Since my liposarcoma diagnosis in the fall of 2014, I have had countless "new normals:" during chemo, immediately after chemo, months after chemo, during radiation, immediately after radiation, after surgery and anesthesia, and so on. I knew my life would change after receiving my diagnosis, but I had no idea how many "new" normals I would experience — and that they would change just after I got used to them.

Day in, day out imageFor 2016, I want normal. "New" signifies something has changed. I want to get to a regular, plain old, ordinary, ho-hum normal. I want to know what I can eat and how it will affect me — all the way through. Will I like the taste and/or texture now? Will it give me heartburn? Will it make me feel nauseous or will it gurgle around awhile in my stomach? Will I need to be near a toilet or can I stray farther afield?

As I recover from three tumor-removal surgeries, I want to know what kinds of activities and exercises I can do without needing a week to recover. How much of these can I do without feeling exhausted for the next two or three days?

I want a "normal" back when interacting with family, friends and coworkers. I want to feel that when they ask me how I am doing, it's a normal "how are you" rather than a "how are you as a person who has cancer?" I want to know that when they say, "I like your short hair," they mean just that and not "I like your short hair, so don't feel bad that it fell out due to chemotherapy." Most importantly, I want to be able to take "you look really good" as a simple compliment and not as "you look really good for someone who has a serious illness that many people die from."

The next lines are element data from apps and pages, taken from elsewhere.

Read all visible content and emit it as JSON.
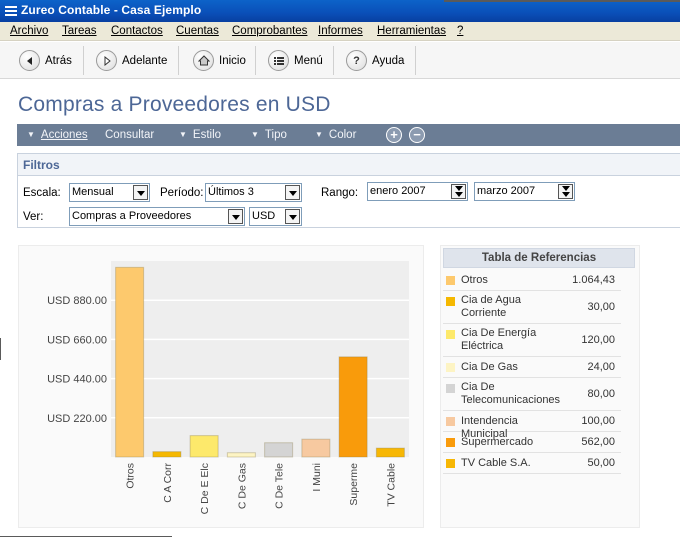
{
  "window": {
    "title": "Zureo Contable - Casa Ejemplo"
  },
  "menu": [
    "Archivo",
    "Tareas",
    "Contactos",
    "Cuentas",
    "Comprobantes",
    "Informes",
    "Herramientas",
    "?"
  ],
  "toolbar": {
    "back": "Atrás",
    "forward": "Adelante",
    "home": "Inicio",
    "menu": "Menú",
    "help": "Ayuda"
  },
  "page": {
    "title": "Compras a Proveedores en USD"
  },
  "actions": {
    "acciones": "Acciones",
    "consultar": "Consultar",
    "estilo": "Estilo",
    "tipo": "Tipo",
    "color": "Color",
    "zoom_in": "+",
    "zoom_out": "−"
  },
  "filters": {
    "header": "Filtros",
    "escala_label": "Escala:",
    "escala_value": "Mensual",
    "periodo_label": "Período:",
    "periodo_value": "Últimos 3",
    "rango_label": "Rango:",
    "rango_from": "enero 2007",
    "rango_to": "marzo 2007",
    "ver_label": "Ver:",
    "ver_value": "Compras a Proveedores",
    "moneda_value": "USD"
  },
  "chart_data": {
    "type": "bar",
    "categories": [
      "Otros",
      "C A Corr",
      "C De E Elc",
      "C De Gas",
      "C De Tele",
      "I Muni",
      "Superme",
      "TV Cable"
    ],
    "values": [
      1064.43,
      30,
      120,
      24,
      80,
      100,
      562,
      50
    ],
    "colors": [
      "#fdc96d",
      "#f5b800",
      "#fde96b",
      "#fdf4c4",
      "#d4d4d4",
      "#f7c9a0",
      "#f99b0b",
      "#f7b704"
    ],
    "y_ticks": [
      220,
      440,
      660,
      880
    ],
    "y_tick_labels": [
      "USD 220.00",
      "USD 440.00",
      "USD 660.00",
      "USD 880.00"
    ],
    "ylim": [
      0,
      1100
    ],
    "grid": true
  },
  "reference_table": {
    "title": "Tabla de Referencias",
    "rows": [
      {
        "name": "Otros",
        "value": "1.064,43",
        "color": "#fdc96d"
      },
      {
        "name": "Cia de Agua Corriente",
        "value": "30,00",
        "color": "#f5b800"
      },
      {
        "name": "Cia De Energía Eléctrica",
        "value": "120,00",
        "color": "#fde96b"
      },
      {
        "name": "Cia De Gas",
        "value": "24,00",
        "color": "#fdf4c4"
      },
      {
        "name": "Cia De Telecomunicaciones",
        "value": "80,00",
        "color": "#d4d4d4"
      },
      {
        "name": "Intendencia Municipal",
        "value": "100,00",
        "color": "#f7c9a0"
      },
      {
        "name": "Supermercado",
        "value": "562,00",
        "color": "#f99b0b"
      },
      {
        "name": "TV Cable S.A.",
        "value": "50,00",
        "color": "#f7b704"
      }
    ]
  }
}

I just want a normal, not a new one.

However, if this wish does not come true or takes a while showing up, being able to handle it and not merely survive but shine through whatever else comes first, that is not a wish. That is a certainty.

Share Your Thoughts

What do you consider "normal" since your cancer diagnosis? Do you think "normal" is possible? Share your comments below.

About the Author

Amy Koch grew up in southeastern Wisconsin and, after a fair amount of traveling, living and working in other places in the United States and abroad, she has been living in Milwaukee since 2005. She has a B.A. in international studies, an M.S. in curriculum and instruction and various teaching licenses. She speaks fluent Spanish and functional Japanese. After working as a bilingual elementary school teacher in Milwaukee for eight years, she is now an instructional coach specializing in reading instruction. A lump in her left thigh in late summer/early fall of 2014 turned out to not be a "nerve or muscle problem" that just needed time and rest. She was diagnosed with liposarcoma in October 2014 and started chemotherapy in November. After chemo, neutropenia, radiation, surgery, more tumors and subsequent treatments, she thinks she is cancer free as of November 2015.


This is such an important perspective; thank you for sharing it. As the person who says "Your hair looks great!" and asks "How are you?" I'm reflecting on what message may--unintentionally be--behind them. (For the record, I do love your short's very becoming.)

Amy Koch

Thanks, Peg. Normal, boring ... I'll take them! Gentle wisdom? I don't know whether to blush or to snort-laugh ;)

Peg Grafwallner

Thank you, Amy, for this reflective post. As my brother was going through his cancer experience, I remember many times asking him how things were going. We laughed when he would say things were "boring," because we LOVED boring, we longed for boring, we embraced boring. You continue to inspire all of us with your gentle wisdom. Keep blogging, Amy!!